- Opening Delimiter -
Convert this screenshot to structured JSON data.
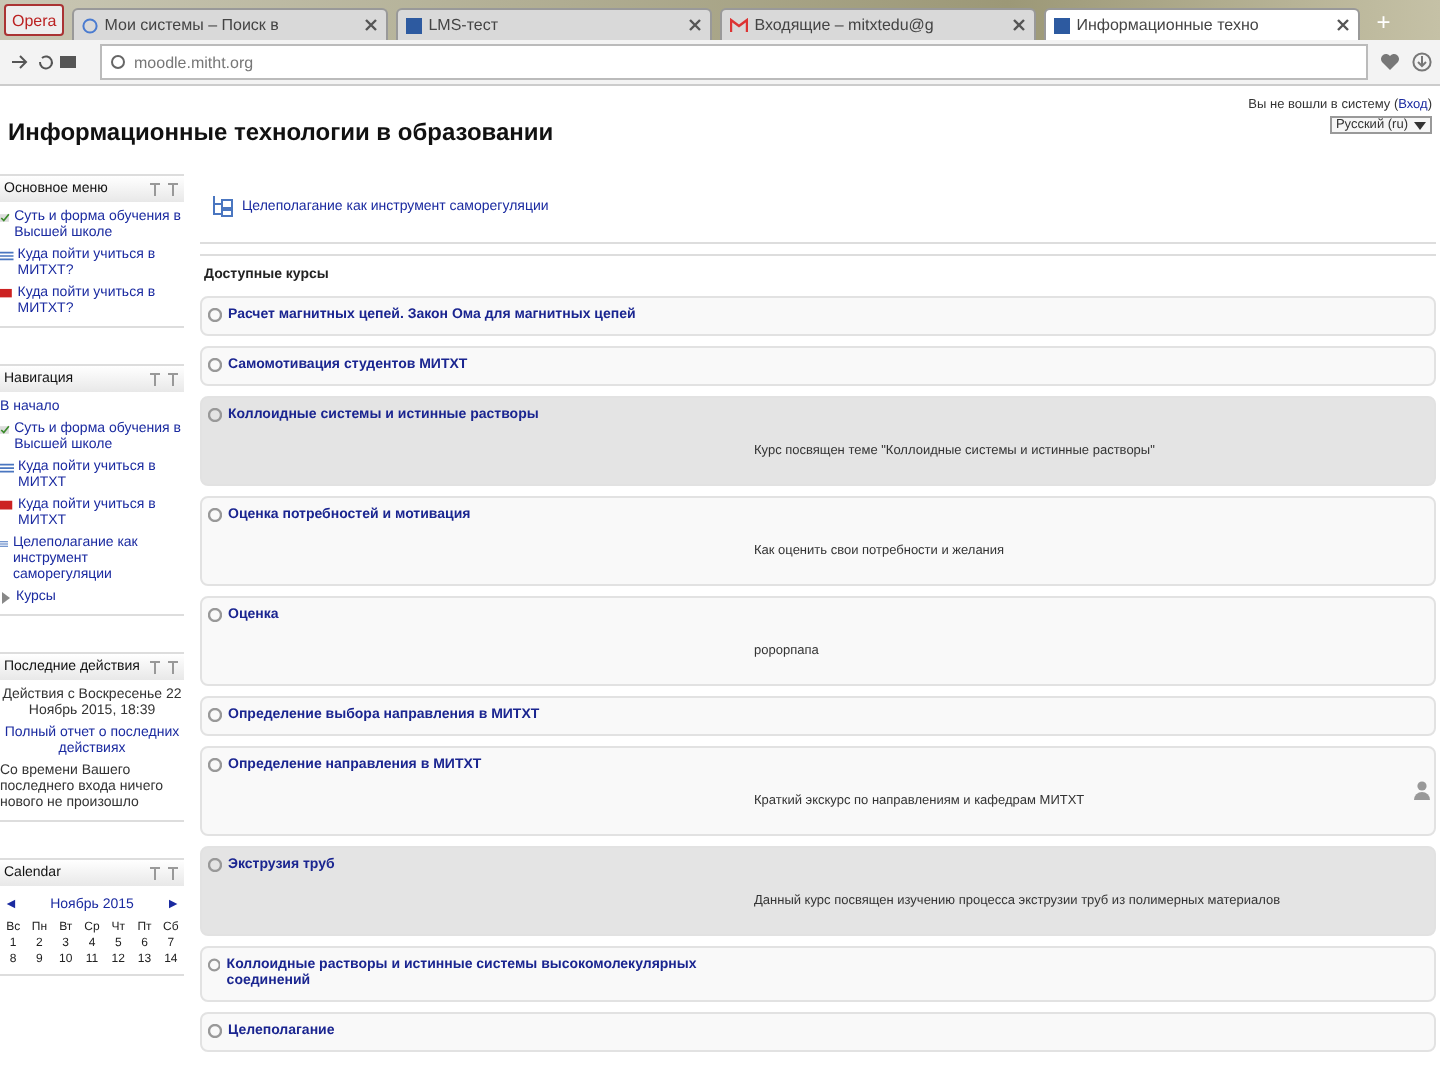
{
  "browser": {
    "menu_button": "Opera",
    "tabs": [
      {
        "title": "Мои системы – Поиск в",
        "selected": false,
        "kind": "search"
      },
      {
        "title": "LMS-тест",
        "selected": false,
        "kind": "site"
      },
      {
        "title": "Входящие – mitxtedu@g",
        "selected": false,
        "kind": "mail"
      },
      {
        "title": "Информационные техно",
        "selected": true,
        "kind": "site"
      }
    ],
    "new_tab": "+",
    "url": "moodle.mitht.org"
  },
  "header": {
    "title": "Информационные технологии в образовании",
    "login_text": "Вы не вошли в систему (",
    "login_link": "Вход",
    "login_close": ")",
    "language": "Русский (ru)"
  },
  "blocks": [
    {
      "kind": "menu",
      "title": "Основное меню",
      "items": [
        {
          "label": "Суть и форма обучения в Высшей школе",
          "kind": "check"
        },
        {
          "label": "Куда пойти учиться в МИТХТ?",
          "kind": "list"
        },
        {
          "label": "Куда пойти учиться в МИТХТ?",
          "kind": "flag"
        }
      ]
    },
    {
      "kind": "navigation",
      "title": "Навигация",
      "home": "В начало",
      "items": [
        {
          "label": "Суть и форма обучения в Высшей школе",
          "kind": "check"
        },
        {
          "label": "Куда пойти учиться в МИТХТ",
          "kind": "list"
        },
        {
          "label": "Куда пойти учиться в МИТХТ",
          "kind": "flag"
        },
        {
          "label": "Целеполагание как инструмент саморегуляции",
          "kind": "list"
        },
        {
          "label": "Курсы",
          "kind": "arrow"
        }
      ]
    },
    {
      "kind": "activity",
      "title": "Последние действия",
      "since": "Действия с Воскресенье 22 Ноябрь 2015, 18:39",
      "report_link": "Полный отчет о последних действиях",
      "note": "Со времени Вашего последнего входа ничего нового не произошло"
    },
    {
      "kind": "calendar",
      "title": "Calendar",
      "prev": "◄",
      "month": "Ноябрь 2015",
      "next": "►",
      "weekdays": [
        "Вс",
        "Пн",
        "Вт",
        "Ср",
        "Чт",
        "Пт",
        "Сб"
      ],
      "weeks": [
        [
          "1",
          "2",
          "3",
          "4",
          "5",
          "6",
          "7"
        ],
        [
          "8",
          "9",
          "10",
          "11",
          "12",
          "13",
          "14"
        ]
      ]
    }
  ],
  "main": {
    "top_link": "Целеполагание как инструмент саморегуляции",
    "courses_heading": "Доступные курсы",
    "courses": [
      {
        "name": "Расчет магнитных цепей. Закон Ома для магнитных цепей",
        "shaded": false,
        "teacher": false
      },
      {
        "name": "Самомотивация студентов МИТХТ",
        "shaded": false,
        "teacher": false
      },
      {
        "name": "Коллоидные системы и истинные растворы",
        "summary": "Курс посвящен теме \"Коллоидные системы и истинные растворы\"",
        "shaded": true,
        "teacher": false
      },
      {
        "name": "Оценка потребностей и мотивация",
        "summary": "Как оценить свои потребности и желания",
        "shaded": false,
        "teacher": false
      },
      {
        "name": "Оценка",
        "summary": "ророрпапа",
        "shaded": false,
        "teacher": false
      },
      {
        "name": "Определение выбора направления в МИТХТ",
        "shaded": false,
        "teacher": false
      },
      {
        "name": "Определение направления в МИТХТ",
        "summary": "Краткий экскурс по направлениям и кафедрам МИТХТ",
        "shaded": false,
        "teacher": true
      },
      {
        "name": "Экструзия труб",
        "summary": "Данный курс посвящен изучению процесса экструзии труб из полимерных материалов",
        "shaded": true,
        "teacher": false
      },
      {
        "name": "Коллоидные растворы и истинные системы высокомолекулярных соединений",
        "shaded": false,
        "teacher": false
      },
      {
        "name": "Целеполагание",
        "shaded": false,
        "teacher": false
      }
    ]
  }
}
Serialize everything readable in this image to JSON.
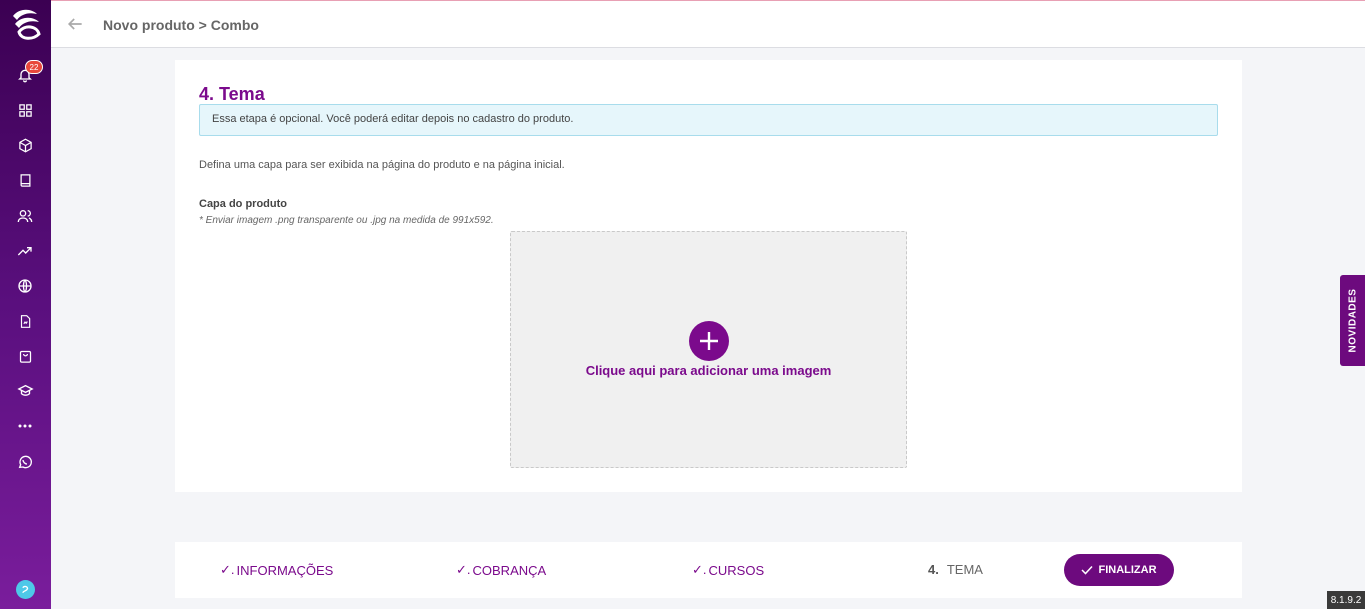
{
  "header": {
    "breadcrumb": "Novo produto > Combo"
  },
  "sidebar": {
    "notification_count": "22",
    "icons": [
      "bell-icon",
      "dashboard-icon",
      "box-icon",
      "book-icon",
      "users-icon",
      "trending-icon",
      "globe-icon",
      "document-icon",
      "bag-icon",
      "graduation-icon",
      "more-icon",
      "whatsapp-icon"
    ]
  },
  "section": {
    "title": "4. Tema",
    "info": "Essa etapa é opcional. Você poderá editar depois no cadastro do produto.",
    "description": "Defina uma capa para ser exibida na página do produto e na página inicial.",
    "cover_label": "Capa do produto",
    "cover_hint": "* Enviar imagem .png transparente ou .jpg na medida de 991x592.",
    "upload_text": "Clique aqui para adicionar uma imagem"
  },
  "steps": [
    {
      "label": "INFORMAÇÕES",
      "done": true
    },
    {
      "label": "COBRANÇA",
      "done": true
    },
    {
      "label": "CURSOS",
      "done": true
    },
    {
      "number": "4.",
      "label": "TEMA",
      "done": false
    }
  ],
  "finalize_label": "FINALIZAR",
  "novidades_label": "NOVIDADES",
  "version": "8.1.9.2",
  "colors": {
    "brand": "#7b0a8c",
    "info_bg": "#e6f6fb"
  }
}
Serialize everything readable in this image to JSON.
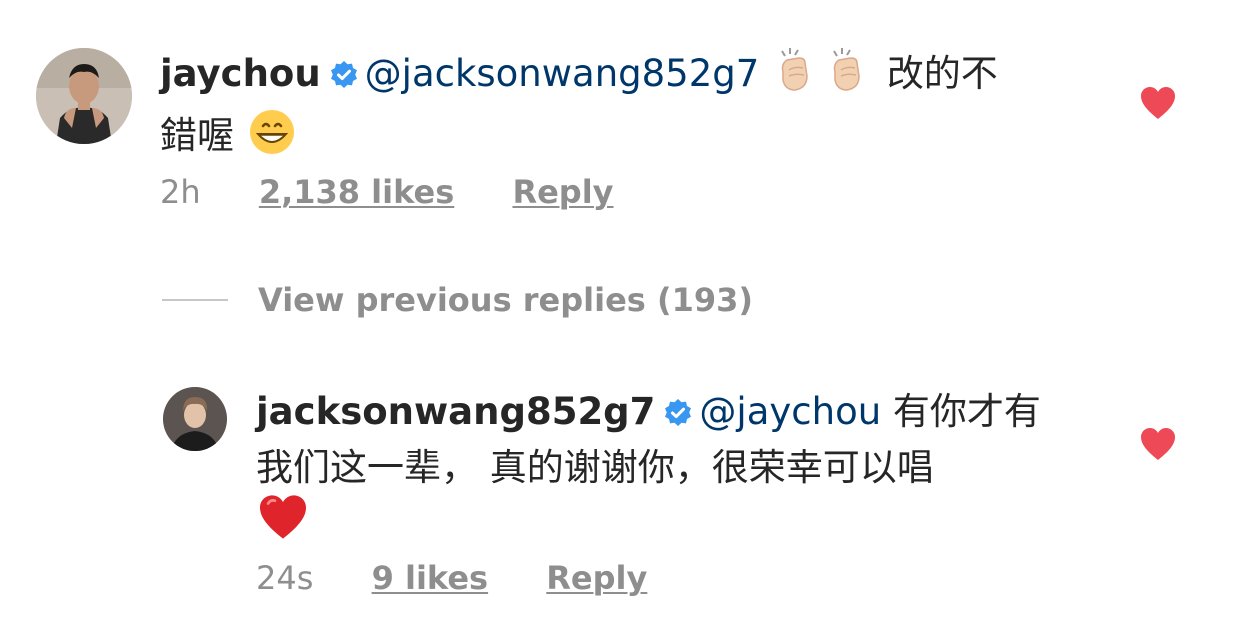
{
  "comments": [
    {
      "username": "jaychou",
      "verified": true,
      "mention": "@jacksonwang852g7",
      "text_after_emoji": "改的不",
      "text_line2": "錯喔",
      "emojis": [
        "clapping-hands",
        "clapping-hands",
        "grinning-face"
      ],
      "time": "2h",
      "likes": "2,138 likes",
      "reply": "Reply",
      "liked": true
    },
    {
      "username": "jacksonwang852g7",
      "verified": true,
      "mention": "@jaychou",
      "text_line1": "有你才有",
      "text_line2": "我们这一辈， 真的谢谢你，很荣幸可以唱",
      "emojis": [
        "red-heart"
      ],
      "time": "24s",
      "likes": "9 likes",
      "reply": "Reply",
      "liked": true
    }
  ],
  "view_previous": "View previous replies (193)",
  "colors": {
    "text": "#262626",
    "mention": "#00376b",
    "meta": "#8e8e8e",
    "like_red": "#ed4956",
    "verified_blue": "#3897f0"
  }
}
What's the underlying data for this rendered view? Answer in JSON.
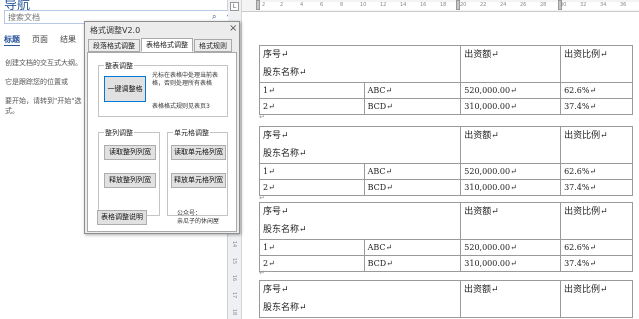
{
  "nav": {
    "title": "导航",
    "search_placeholder": "搜索文档",
    "tabs": [
      "标题",
      "页面",
      "结果"
    ],
    "paragraphs": [
      "创建文档的交互式大纲。",
      "它是跟踪您的位置或",
      "要开始，请转到\"开始\"选",
      "式。"
    ]
  },
  "ruler": {
    "corner": "L",
    "ticks": [
      "2",
      "2",
      "4",
      "6",
      "8",
      "10",
      "12",
      "14",
      "16",
      "18",
      "20",
      "22",
      "24",
      "26",
      "28",
      "30",
      "32",
      "34",
      "36"
    ],
    "vticks": [
      "1",
      "2",
      "3",
      "4",
      "5",
      "6",
      "7",
      "8",
      "9",
      "10",
      "11",
      "12",
      "13",
      "14",
      "15",
      "16",
      "17",
      "18"
    ]
  },
  "doc": {
    "para_mark": "↵",
    "tables": [
      {
        "header": {
          "col1_line1": "序号↵",
          "col1_line2": "股东名称↵",
          "col3": "出资额↵",
          "col4": "出资比例↵"
        },
        "rows": [
          [
            "1↵",
            "ABC↵",
            "520,000.00↵",
            "62.6%↵"
          ],
          [
            "2↵",
            "BCD↵",
            "310,000.00↵",
            "37.4%↵"
          ]
        ]
      },
      {
        "header": {
          "col1_line1": "序号↵",
          "col1_line2": "股东名称↵",
          "col3": "出资额↵",
          "col4": "出资比例↵"
        },
        "rows": [
          [
            "1↵",
            "ABC↵",
            "520,000.00↵",
            "62.6%↵"
          ],
          [
            "2↵",
            "BCD↵",
            "310,000.00↵",
            "37.4%↵"
          ]
        ]
      },
      {
        "header": {
          "col1_line1": "序号↵",
          "col1_line2": "股东名称↵",
          "col3": "出资额↵",
          "col4": "出资比例↵"
        },
        "rows": [
          [
            "1↵",
            "ABC↵",
            "520,000.00↵",
            "62.6%↵"
          ],
          [
            "2↵",
            "BCD↵",
            "310,000.00↵",
            "37.4%↵"
          ]
        ]
      },
      {
        "header": {
          "col1_line1": "序号↵",
          "col1_line2": "股东名称↵",
          "col3": "出资额↵",
          "col4": "出资比例↵"
        },
        "rows": [
          [
            "1↵",
            "ABC↵",
            "520,000.00↵",
            "62.6%↵"
          ]
        ]
      }
    ]
  },
  "dialog": {
    "title": "格式调整V2.0",
    "close": "×",
    "tabs": [
      "段落格式调整",
      "表格格式调整",
      "格式规则"
    ],
    "active_tab": 1,
    "group_whole": {
      "title": "整表调整",
      "button": "一键调整格",
      "hint": "光标在表格中处理当前表格，否则处理所有表格",
      "rule": "表格格式规则见表页3"
    },
    "group_col": {
      "title": "整列调整",
      "read": "读取整列列宽",
      "apply": "释放整列列宽"
    },
    "group_cell": {
      "title": "单元格调整",
      "read": "读取单元格列宽",
      "apply": "释放单元格列宽"
    },
    "help_button": "表格调整说明",
    "footer_line1": "公众号：",
    "footer_line2": "亲瓜子的休闲屋"
  }
}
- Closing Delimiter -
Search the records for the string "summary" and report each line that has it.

Answer section:
        "summary": "Курс посвящен теме \"Коллоидные системы и истинные растворы\"",
        "summary": "Как оценить свои потребности и желания",
        "summary": "ророрпапа",
        "summary": "Краткий экскурс по направлениям и кафедрам МИТХТ",
        "summary": "Данный курс посвящен изучению процесса экструзии труб из полимерных материалов",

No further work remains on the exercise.